The Seven Deadly Sins of Relationships
If the road to Hell is paved with good intentions then the Seven Deadly Sins of Relationships are the merry travel songs shared along the trip. They are the Horsemen of the Polypocolypse! Well, um, I suppose you could also look at them as a gaggle of dark, ill-tempered dwarves … but still, beware the Sins!
Shun … Shun!
Selfishness. It’s not always about you. It may not even be about your partner’s happiness. Sometimes it’s about the joy of your partner’s partner. Have you asked yourself: how are you striving to delight others in your extended network? Is this your responsibility?

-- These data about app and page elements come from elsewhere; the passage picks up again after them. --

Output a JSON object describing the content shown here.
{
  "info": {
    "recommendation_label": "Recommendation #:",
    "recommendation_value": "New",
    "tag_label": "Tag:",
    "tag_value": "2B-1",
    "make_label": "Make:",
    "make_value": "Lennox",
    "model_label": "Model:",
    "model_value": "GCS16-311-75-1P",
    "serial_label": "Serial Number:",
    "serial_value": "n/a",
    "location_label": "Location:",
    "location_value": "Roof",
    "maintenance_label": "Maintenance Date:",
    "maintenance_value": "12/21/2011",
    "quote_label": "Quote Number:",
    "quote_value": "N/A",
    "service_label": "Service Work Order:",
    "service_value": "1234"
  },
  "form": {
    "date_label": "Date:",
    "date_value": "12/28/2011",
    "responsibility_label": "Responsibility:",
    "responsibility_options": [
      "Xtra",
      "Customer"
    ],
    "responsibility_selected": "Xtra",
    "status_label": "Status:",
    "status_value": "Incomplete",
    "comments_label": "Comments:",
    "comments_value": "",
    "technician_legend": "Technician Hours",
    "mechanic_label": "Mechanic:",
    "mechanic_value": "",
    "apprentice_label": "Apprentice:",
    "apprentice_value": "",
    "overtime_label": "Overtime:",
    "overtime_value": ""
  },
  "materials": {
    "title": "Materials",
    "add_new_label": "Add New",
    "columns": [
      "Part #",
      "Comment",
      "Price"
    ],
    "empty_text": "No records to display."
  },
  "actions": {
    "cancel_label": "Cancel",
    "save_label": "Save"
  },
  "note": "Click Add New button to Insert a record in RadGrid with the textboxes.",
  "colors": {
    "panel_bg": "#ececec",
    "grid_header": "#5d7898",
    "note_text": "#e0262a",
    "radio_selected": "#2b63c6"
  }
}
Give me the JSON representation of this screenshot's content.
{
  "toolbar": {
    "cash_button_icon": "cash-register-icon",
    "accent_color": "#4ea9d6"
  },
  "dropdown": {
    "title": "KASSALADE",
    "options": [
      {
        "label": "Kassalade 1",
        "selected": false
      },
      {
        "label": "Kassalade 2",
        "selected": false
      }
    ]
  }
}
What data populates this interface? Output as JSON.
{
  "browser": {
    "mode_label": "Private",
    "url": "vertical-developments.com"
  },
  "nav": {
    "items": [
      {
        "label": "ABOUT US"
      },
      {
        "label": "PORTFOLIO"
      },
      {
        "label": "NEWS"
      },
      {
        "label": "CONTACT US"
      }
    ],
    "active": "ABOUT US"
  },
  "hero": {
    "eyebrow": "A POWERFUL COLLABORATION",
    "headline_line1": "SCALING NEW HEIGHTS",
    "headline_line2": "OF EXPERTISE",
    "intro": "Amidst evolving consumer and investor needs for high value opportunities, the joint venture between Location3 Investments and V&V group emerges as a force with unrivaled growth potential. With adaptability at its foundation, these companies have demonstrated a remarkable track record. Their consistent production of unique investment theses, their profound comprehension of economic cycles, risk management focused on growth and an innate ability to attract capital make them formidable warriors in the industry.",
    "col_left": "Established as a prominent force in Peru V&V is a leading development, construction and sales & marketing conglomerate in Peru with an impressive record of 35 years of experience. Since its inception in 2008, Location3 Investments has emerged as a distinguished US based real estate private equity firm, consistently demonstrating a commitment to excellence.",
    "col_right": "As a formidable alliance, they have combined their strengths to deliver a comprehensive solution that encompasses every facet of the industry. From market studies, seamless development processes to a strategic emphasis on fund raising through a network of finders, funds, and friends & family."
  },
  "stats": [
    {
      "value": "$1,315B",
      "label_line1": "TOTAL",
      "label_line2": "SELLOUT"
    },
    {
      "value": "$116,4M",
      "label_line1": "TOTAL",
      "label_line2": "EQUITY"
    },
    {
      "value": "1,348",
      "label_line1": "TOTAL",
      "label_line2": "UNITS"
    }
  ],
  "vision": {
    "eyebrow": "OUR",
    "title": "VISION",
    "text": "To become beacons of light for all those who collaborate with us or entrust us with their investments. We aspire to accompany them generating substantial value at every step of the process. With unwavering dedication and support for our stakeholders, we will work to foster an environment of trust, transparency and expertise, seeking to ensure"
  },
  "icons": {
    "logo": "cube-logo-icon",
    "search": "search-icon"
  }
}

What more can you do to enable others in your pod? Now, you don’t need to become Mother Teresa here, just give a little to expect a lot more in return.
Impatience. Pushing your partners into uncomfortable situations, engaging in non-negotiated scenes, rushing bullheaded into new relationships, making unreasonable demands of others. Some don’t move at the same pace you do (Goddess knows that I’ve had to endure countless hours of introverted culture myself) and others have legitimate fears concerning the lifestyle. Are you taking the time to address those fears? Are you listening to and acknowledging their concerns or dismissing them to get what you want?
Anger. Everyone gets frustrated - everyone gets mad from time to time. Raw exposed emotions are a healthy and expected part of your kinky alternative lifestyle. That’s not what I’m talking about. What I’m talking about here is chronic anger. A chip on your proverbial shoulder; open hostility shown to partners and metamours; repeated escalation of conversations to an emotional crescendo; passive aggressive behaviors; exceedingly violent responses; a need to turn anger into a vehicle for attention. Catch yourself: don’t allow the raw emotion of a scene, a bad discussion, or a painful end to a relationship define how to relate to those you care about.
Vanity. Hey, it’s okay to love yourself. Poly is generally sex-positive so it’s even okay to love yourself, but it’s really not okay to allow your own self-adoration to eclipse your own failings. Nobody is perfect. Nobody does this extended-alt-kinky-relationship stuff perfectly and exactly right every time. We all make mistakes. You can’t hold yourself let alone others to impossible standards. Newsflash: your fecal matter likely exudes a pungent odor - there’s always room for growth, self-discovery, and enlightenment. Embrace it.
Dishonesty. Okay, lying is bad. I don’t need to tell you that. Lying erodes trust. But ongoing deceit is even worse. Deceit is the destroyer of trust. Chronic deceitful behavior relies on a sort of self-righteous sense of entitlement where you’ve justified a means to an end: to get what you want, it’s okay to lie, cheat, steal, manipulate, and conceal from people you love, in perpetuity, for as long as you need to as to have your needs met. Ongoing patterns of deceitful behavior simply abuse. That there’s what we call a ‘deal-killer’.
Jealousy. It’s the Godzilla of emotions. But your job isn’t to kill Godzilla. Everybody knows you can’t kill a giant radioactive lizard that shoots lasers out of its eyeballs – it just comes back more badass, like, for instance, a cyborg giant radioactive lizard. With missiles. And a targeting system. Nay. Your job is to put Godzilla on a far away island and make sure it has no incentive to leave and trample Tokyo. Manage this emotion. Contain it. Better: use it. Find ways to talk about your concerns with others – either in a community setting or directly with your partners. Use jealousy as an excuse to start up meaningful conversation that’ll translate into needed remedies.
Unpredictability. Finally, pretend for a moment that you’ve a date with a new person and its dynamics have been thoroughly negotiated with your primary partner. It will include these things; it won’t include those things; it will certainly not “go there”. But it does, regardless of your promises, or it doesn’t, and your primary partner expresses passive aggressive behavior over “how far it went” even though it may have fallen within the negotiated boundaries. Or what if the rules concerning time out, protection, or budget are constantly shifting? Or what if an exception made for one is suddenly applied to all? Many of these scenarios create anxiety because we don’t know what’ll happen next. There’s no predictability and that puts everyone on edge.
Now, chances are, you’re not indulging in all of these sins at once and planning to put your metamour’s head in a FedEx box. Yeah, I’m sorry - you’re just not that evil - but if you’re looking for some tell-tale signs of disharmony in your network, just look for the glowering faces of the ill-tempered dwarves. One of two of them might be hiding in there, somewhere.